The crystal growth of nanoporous materials is different from most other classes of material in that their framework architectures contain periodic arrangement of pores or voids in which there is no direct bonding between adjacent units of the framework. This poses a variety of questions as to how such parts of framework develop during the crystallization process, atomistically and energetically. Here we use the nanoporous metal-organic framework, ZIF-8 as a prototypical material to obtain a basic understanding of the growth of a nanoporous material. The crystals of ZIF-8 produced in the N,N-dimethylformamide solvent [ZIF-8(DMF)] and methanol-co-N,N-dimethylformamide solvent [ZIF-8(MeOH)] are both rhombic dodecahedron in shape with a much smaller crystal size in the latter. In the study of the kinetics of ZIF-8(DMF) crystallization, we get a good agreement in the values of activation energies using both Avrami-Erofe'ev-Hancock-Sharp and Gualtieri's models, i.e. about 120 kJ mol-1 for nucleation, and 95 kJ mol-1 for crystal growth process. The study of kinetics of ZIF-8 surface growth, by in situ AFM, with ZIF-8(DMF) as seed crystal that are grown in the methanolic growth solution we see faster rate in the directions than the directions, with the most probable activation energy of about 80 kJ mol-1 in both directions. This is the first example of in situ AFM being used to obtain activation energy for a surface growth in MOF. We also reveal here that growth process of ZIF-8 occurs through the nucleation and spreading of successive metastable unenclosed sub-steps to eventually form stable terrace steps of the enclosed framework structure in which this process is reliant on the presence of nonframework species to connect the framework species that have voids between them. The experiments also enable identification of some of the fundamental units in the growth process and the stable crystal surface plane. Further, the spreading of terraces at high supersaturation condition (early state) is fairly isotropic as is seen through the formation of almost-rounded terraces on the surface of ZIF-8. The growth direction becomes clear as the supersaturation condition nears to equilibrium (later stage) by the formation of rhombohedral terraces with pointy ends growing along the , and directions and straight edges growing perpendicular to the direction. Formation of this rhombohedral morphology is explained by a coarse grain approach similar to that used in the Kossel model by making assumptions that the sodalite cage is the growth unit and attachment of one sodalite cage in each growth direction is the rate determining step for the formation of a new row of sodalite cages in each direction. Finally, based on the profiles of growth spirals formed from screw dislocations on the ZIF-8 surface obtained from the ex situ AFM images and ICE theory, plausible screw dislocations with Burgers' vector of 1/2 and , but not , are deduced. Some of the findings in this work will be applicable to numerous nanoporous materials, and the work in general will support efforts to synthesize and design new framework materials and to control the crystal properties of these materials.

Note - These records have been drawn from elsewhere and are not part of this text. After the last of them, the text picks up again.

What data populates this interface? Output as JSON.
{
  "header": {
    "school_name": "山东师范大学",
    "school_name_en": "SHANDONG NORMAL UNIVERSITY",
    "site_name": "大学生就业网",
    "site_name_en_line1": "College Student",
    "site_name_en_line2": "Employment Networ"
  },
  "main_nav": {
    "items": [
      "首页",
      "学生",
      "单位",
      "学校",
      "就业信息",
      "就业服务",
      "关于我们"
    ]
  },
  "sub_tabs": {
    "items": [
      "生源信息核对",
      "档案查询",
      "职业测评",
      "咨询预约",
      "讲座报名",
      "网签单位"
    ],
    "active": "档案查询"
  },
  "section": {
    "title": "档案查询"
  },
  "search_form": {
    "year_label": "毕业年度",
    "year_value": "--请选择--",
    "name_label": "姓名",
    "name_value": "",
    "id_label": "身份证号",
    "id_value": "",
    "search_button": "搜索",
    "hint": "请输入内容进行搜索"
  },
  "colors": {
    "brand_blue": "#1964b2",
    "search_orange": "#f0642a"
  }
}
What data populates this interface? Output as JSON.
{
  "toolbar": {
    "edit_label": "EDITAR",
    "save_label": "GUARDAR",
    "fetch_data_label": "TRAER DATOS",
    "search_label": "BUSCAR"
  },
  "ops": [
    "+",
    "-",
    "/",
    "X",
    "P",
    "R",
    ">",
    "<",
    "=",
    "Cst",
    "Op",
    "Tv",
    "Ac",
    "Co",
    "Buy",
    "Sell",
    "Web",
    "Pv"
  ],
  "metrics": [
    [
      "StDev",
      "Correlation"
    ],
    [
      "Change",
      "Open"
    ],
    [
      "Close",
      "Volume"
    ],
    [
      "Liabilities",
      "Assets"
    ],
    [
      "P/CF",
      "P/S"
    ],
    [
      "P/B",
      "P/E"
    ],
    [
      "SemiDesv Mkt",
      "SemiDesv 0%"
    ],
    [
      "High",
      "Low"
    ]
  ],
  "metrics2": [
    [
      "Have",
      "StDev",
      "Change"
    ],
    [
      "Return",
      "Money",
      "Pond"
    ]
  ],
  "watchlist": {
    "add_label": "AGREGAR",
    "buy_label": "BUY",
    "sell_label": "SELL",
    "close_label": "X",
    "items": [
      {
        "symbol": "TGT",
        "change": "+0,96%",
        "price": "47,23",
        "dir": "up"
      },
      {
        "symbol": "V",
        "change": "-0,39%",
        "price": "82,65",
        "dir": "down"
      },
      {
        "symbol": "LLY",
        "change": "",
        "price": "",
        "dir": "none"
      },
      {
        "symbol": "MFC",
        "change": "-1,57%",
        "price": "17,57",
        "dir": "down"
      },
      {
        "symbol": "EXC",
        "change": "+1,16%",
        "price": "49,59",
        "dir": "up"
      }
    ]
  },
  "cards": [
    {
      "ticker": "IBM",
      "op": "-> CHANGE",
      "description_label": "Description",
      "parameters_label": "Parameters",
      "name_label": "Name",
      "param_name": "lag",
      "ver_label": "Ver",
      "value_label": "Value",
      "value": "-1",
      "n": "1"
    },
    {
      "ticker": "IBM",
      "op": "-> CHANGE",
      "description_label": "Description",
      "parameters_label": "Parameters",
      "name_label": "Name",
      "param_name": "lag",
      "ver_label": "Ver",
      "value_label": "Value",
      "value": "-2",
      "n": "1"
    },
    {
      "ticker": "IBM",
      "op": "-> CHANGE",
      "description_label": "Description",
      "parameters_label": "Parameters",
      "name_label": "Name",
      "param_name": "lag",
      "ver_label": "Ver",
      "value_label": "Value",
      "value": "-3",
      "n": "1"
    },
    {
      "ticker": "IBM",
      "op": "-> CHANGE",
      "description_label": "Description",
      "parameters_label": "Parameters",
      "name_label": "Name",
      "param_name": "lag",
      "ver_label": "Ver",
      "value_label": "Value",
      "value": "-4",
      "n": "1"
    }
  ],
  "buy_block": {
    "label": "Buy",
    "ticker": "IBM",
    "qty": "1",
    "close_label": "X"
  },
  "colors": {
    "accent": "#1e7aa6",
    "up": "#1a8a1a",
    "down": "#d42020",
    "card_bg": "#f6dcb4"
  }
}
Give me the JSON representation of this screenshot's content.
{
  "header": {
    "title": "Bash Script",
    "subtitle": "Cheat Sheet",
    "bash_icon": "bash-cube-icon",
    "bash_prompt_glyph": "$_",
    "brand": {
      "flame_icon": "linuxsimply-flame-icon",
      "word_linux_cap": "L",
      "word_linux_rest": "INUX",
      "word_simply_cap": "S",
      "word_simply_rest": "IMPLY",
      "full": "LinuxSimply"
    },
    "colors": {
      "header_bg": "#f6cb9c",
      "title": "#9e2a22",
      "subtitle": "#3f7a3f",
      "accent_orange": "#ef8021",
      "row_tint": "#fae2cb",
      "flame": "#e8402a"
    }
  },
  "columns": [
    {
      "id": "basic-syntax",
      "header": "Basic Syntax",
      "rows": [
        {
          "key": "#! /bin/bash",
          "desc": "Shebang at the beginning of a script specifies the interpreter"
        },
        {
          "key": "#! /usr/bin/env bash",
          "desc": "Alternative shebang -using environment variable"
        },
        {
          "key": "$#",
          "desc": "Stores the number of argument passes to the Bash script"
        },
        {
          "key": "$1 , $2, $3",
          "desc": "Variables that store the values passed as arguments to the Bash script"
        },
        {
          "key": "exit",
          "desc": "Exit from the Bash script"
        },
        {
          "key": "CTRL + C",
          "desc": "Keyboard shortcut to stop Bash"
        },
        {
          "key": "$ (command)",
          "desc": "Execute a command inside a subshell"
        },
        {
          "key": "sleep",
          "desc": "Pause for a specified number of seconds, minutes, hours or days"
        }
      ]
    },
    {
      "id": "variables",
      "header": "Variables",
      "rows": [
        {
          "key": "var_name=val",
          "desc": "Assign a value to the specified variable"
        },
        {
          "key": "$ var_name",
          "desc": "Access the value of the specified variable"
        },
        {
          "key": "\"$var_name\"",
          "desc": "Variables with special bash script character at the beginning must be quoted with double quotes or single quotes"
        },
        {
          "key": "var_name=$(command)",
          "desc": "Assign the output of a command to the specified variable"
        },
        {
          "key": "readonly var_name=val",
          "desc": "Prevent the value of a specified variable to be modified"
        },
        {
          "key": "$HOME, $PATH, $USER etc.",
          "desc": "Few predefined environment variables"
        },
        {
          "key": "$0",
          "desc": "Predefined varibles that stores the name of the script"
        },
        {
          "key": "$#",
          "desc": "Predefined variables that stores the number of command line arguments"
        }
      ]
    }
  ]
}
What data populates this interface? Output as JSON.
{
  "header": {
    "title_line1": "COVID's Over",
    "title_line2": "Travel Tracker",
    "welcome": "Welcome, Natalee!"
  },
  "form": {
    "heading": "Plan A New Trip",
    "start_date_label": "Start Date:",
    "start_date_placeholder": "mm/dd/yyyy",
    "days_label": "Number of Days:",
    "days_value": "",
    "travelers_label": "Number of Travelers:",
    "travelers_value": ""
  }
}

|Date of Award||1 Aug 2012|
- The University of Manchester
|Supervisor||Michael Anderson (Supervisor) & Martin Attfield (Supervisor)|
- MOFs, ZIF-8, growth kinetics, crystal morphology, crystal growth,
- growth mechanism, AFM